Weight of a vote
Society needs to put in effort to escape this gridlock. A belief in the future, a shared life and a shared horizon is required for that effort. People should believe that this can be done by politics; that they can exist in this shared future as themselves with their identities, beliefs and choices.
The election process of 2023, for the presidential and parliamentary elections, can be an opportunity. Polls predict that even if President Recep Tayyip Erdoğan wins the presidential election, his party almost certainly won’t have the majority in the parliament.
On the other hand, if the opposition alliance of six parties (led by the CHP and the IYI Party) wins the presidency, they won’t win the majority from the parliamentary elections either. The opposition can have the simple parliamentary majority if the other alliance of six parties (led by the pro-Kurdish People’s Democratic Party or HDP) supports them.
But a return to the parliamentary system for Turkey from Erdoğan’s current grip on power requires an absolute majority in the parliament, which can only be achieved with a consensus among these twelve.
These odds may look bad today, but maybe this can be a historical opportunity for the country.
Turkey’s political culture and style may be forced to change by the risks and opportunities brought by global conflict. We can force that change. We can force a new story upon the political actors instead of asking them who their candidate will be.
These next elections will decide our future. Do we consider ourselves worthy of a shared future with institutions and rules while leaning on universal truths and the right to a dignified life?
Thirst for justice
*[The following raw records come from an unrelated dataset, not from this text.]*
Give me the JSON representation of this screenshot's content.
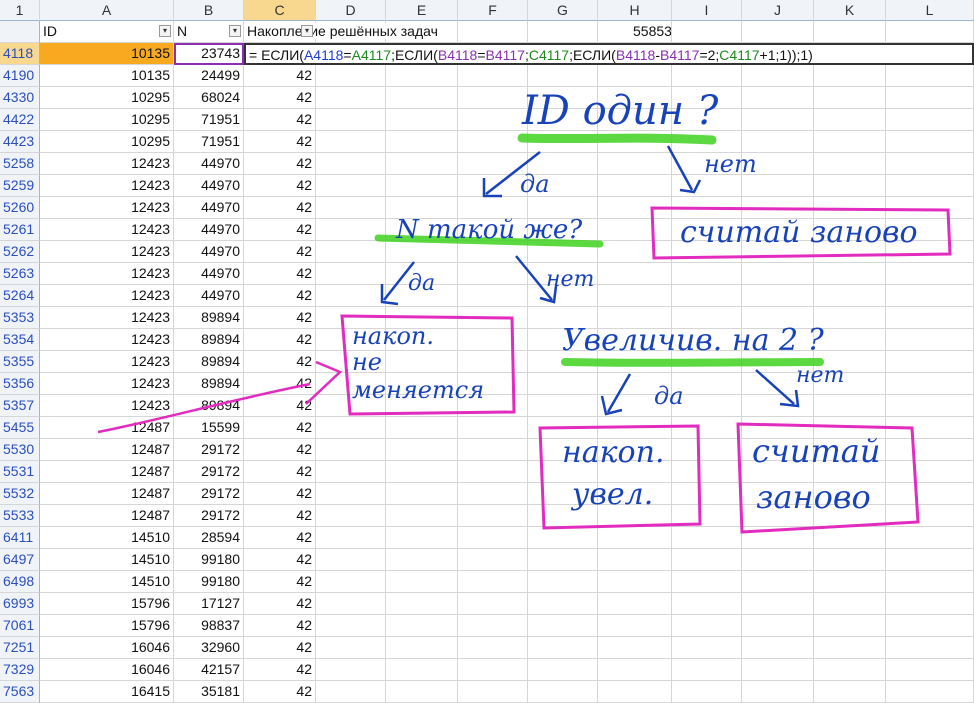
{
  "columns": {
    "corner": "1",
    "letters": [
      "A",
      "B",
      "C",
      "D",
      "E",
      "F",
      "G",
      "H",
      "I",
      "J",
      "K",
      "L"
    ]
  },
  "header_row": {
    "id_label": "ID",
    "n_label": "N",
    "c_label": "Накопление решённых задач",
    "h_value": "55853"
  },
  "active_row": {
    "row": "4118",
    "a": "10135",
    "b": "23743",
    "formula_parts": [
      {
        "t": "= ЕСЛИ(",
        "c": "blk"
      },
      {
        "t": "A4118",
        "c": "blu"
      },
      {
        "t": "=",
        "c": "blk"
      },
      {
        "t": "A4117",
        "c": "grn"
      },
      {
        "t": ";ЕСЛИ(",
        "c": "blk"
      },
      {
        "t": "B4118",
        "c": "pur"
      },
      {
        "t": "=",
        "c": "blk"
      },
      {
        "t": "B4117",
        "c": "pur"
      },
      {
        "t": ";",
        "c": "blk"
      },
      {
        "t": "C4117",
        "c": "grn"
      },
      {
        "t": ";ЕСЛИ(",
        "c": "blk"
      },
      {
        "t": "B4118",
        "c": "pur"
      },
      {
        "t": "-",
        "c": "blk"
      },
      {
        "t": "B4117",
        "c": "pur"
      },
      {
        "t": "=2;",
        "c": "blk"
      },
      {
        "t": "C4117",
        "c": "grn"
      },
      {
        "t": "+1;1));1)",
        "c": "blk"
      }
    ]
  },
  "rows": [
    {
      "r": "4190",
      "a": "10135",
      "b": "24499",
      "c": "42"
    },
    {
      "r": "4330",
      "a": "10295",
      "b": "68024",
      "c": "42"
    },
    {
      "r": "4422",
      "a": "10295",
      "b": "71951",
      "c": "42"
    },
    {
      "r": "4423",
      "a": "10295",
      "b": "71951",
      "c": "42"
    },
    {
      "r": "5258",
      "a": "12423",
      "b": "44970",
      "c": "42"
    },
    {
      "r": "5259",
      "a": "12423",
      "b": "44970",
      "c": "42"
    },
    {
      "r": "5260",
      "a": "12423",
      "b": "44970",
      "c": "42"
    },
    {
      "r": "5261",
      "a": "12423",
      "b": "44970",
      "c": "42"
    },
    {
      "r": "5262",
      "a": "12423",
      "b": "44970",
      "c": "42"
    },
    {
      "r": "5263",
      "a": "12423",
      "b": "44970",
      "c": "42"
    },
    {
      "r": "5264",
      "a": "12423",
      "b": "44970",
      "c": "42"
    },
    {
      "r": "5353",
      "a": "12423",
      "b": "89894",
      "c": "42"
    },
    {
      "r": "5354",
      "a": "12423",
      "b": "89894",
      "c": "42"
    },
    {
      "r": "5355",
      "a": "12423",
      "b": "89894",
      "c": "42"
    },
    {
      "r": "5356",
      "a": "12423",
      "b": "89894",
      "c": "42"
    },
    {
      "r": "5357",
      "a": "12423",
      "b": "89894",
      "c": "42"
    },
    {
      "r": "5455",
      "a": "12487",
      "b": "15599",
      "c": "42"
    },
    {
      "r": "5530",
      "a": "12487",
      "b": "29172",
      "c": "42"
    },
    {
      "r": "5531",
      "a": "12487",
      "b": "29172",
      "c": "42"
    },
    {
      "r": "5532",
      "a": "12487",
      "b": "29172",
      "c": "42"
    },
    {
      "r": "5533",
      "a": "12487",
      "b": "29172",
      "c": "42"
    },
    {
      "r": "6411",
      "a": "14510",
      "b": "28594",
      "c": "42"
    },
    {
      "r": "6497",
      "a": "14510",
      "b": "99180",
      "c": "42"
    },
    {
      "r": "6498",
      "a": "14510",
      "b": "99180",
      "c": "42"
    },
    {
      "r": "6993",
      "a": "15796",
      "b": "17127",
      "c": "42"
    },
    {
      "r": "7061",
      "a": "15796",
      "b": "98837",
      "c": "42"
    },
    {
      "r": "7251",
      "a": "16046",
      "b": "32960",
      "c": "42"
    },
    {
      "r": "7329",
      "a": "16046",
      "b": "42157",
      "c": "42"
    },
    {
      "r": "7563",
      "a": "16415",
      "b": "35181",
      "c": "42"
    }
  ],
  "annotations": {
    "q1": "ID один ?",
    "yes1": "да",
    "no1": "нет",
    "box_restart1": "считай заново",
    "q2": "N такой же?",
    "yes2": "да",
    "no2": "нет",
    "box_keep": [
      "накоп.",
      "не",
      "меняется"
    ],
    "q3": "Увеличив. на 2 ?",
    "yes3": "да",
    "no3": "нет",
    "box_inc": [
      "накоп.",
      "увел."
    ],
    "box_restart2": [
      "считай",
      "заново"
    ],
    "colors": {
      "ink": "#1842b8",
      "highlight": "#3fd21f",
      "box": "#e22bbf",
      "selected": "#f8a91f"
    }
  }
}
The people of this country want justice. The poor want justice of income; youth and women want the justice in representation; the Kurds want justice for the recognition of their existences. But everybody wants justice.
These next elections will decide our future
At the same time, everybody prioritizes the health and order of their own households. People want to be involved in production, share the wealth and have better economic growth and fairer distribution of income. Also, everybody is scared to death of climate change, drought, the food crisis, homelessness and being old and needy of care. Believe me, it does not matter being a Turk or Kurd, religious or atheist, man or woman, educated or uneducated when it comes to these fears. Everybody wants civilization, prosperity and justice.
What we can do, and should do, is to force the politicians. We should try to be involved and active in politics. Besides that, we should fight against the society’s fears and inaccurate beliefs instead of mocking them or ignoring them. More importantly, we should believe in this country, this society and the shared future.
- Erdogan's Opening? Why Turkey Sees Ukraine War As A Chance To Target Kurds In Syria ›
- Why Gen Z Is A Real Threat To Erdogan's Grip On Power In Turkey ›
- Ukraine Peace Talks: Erdogan's Chance To Cement Turkey As Key Power Broker ›
- Russia’s New Commander, More Classified Biden Files, Musk Record Loss - Worldcrunch ›
- Erdogan Doesn't Have The Power To Delay Turkey's Election - Worldcrunch ›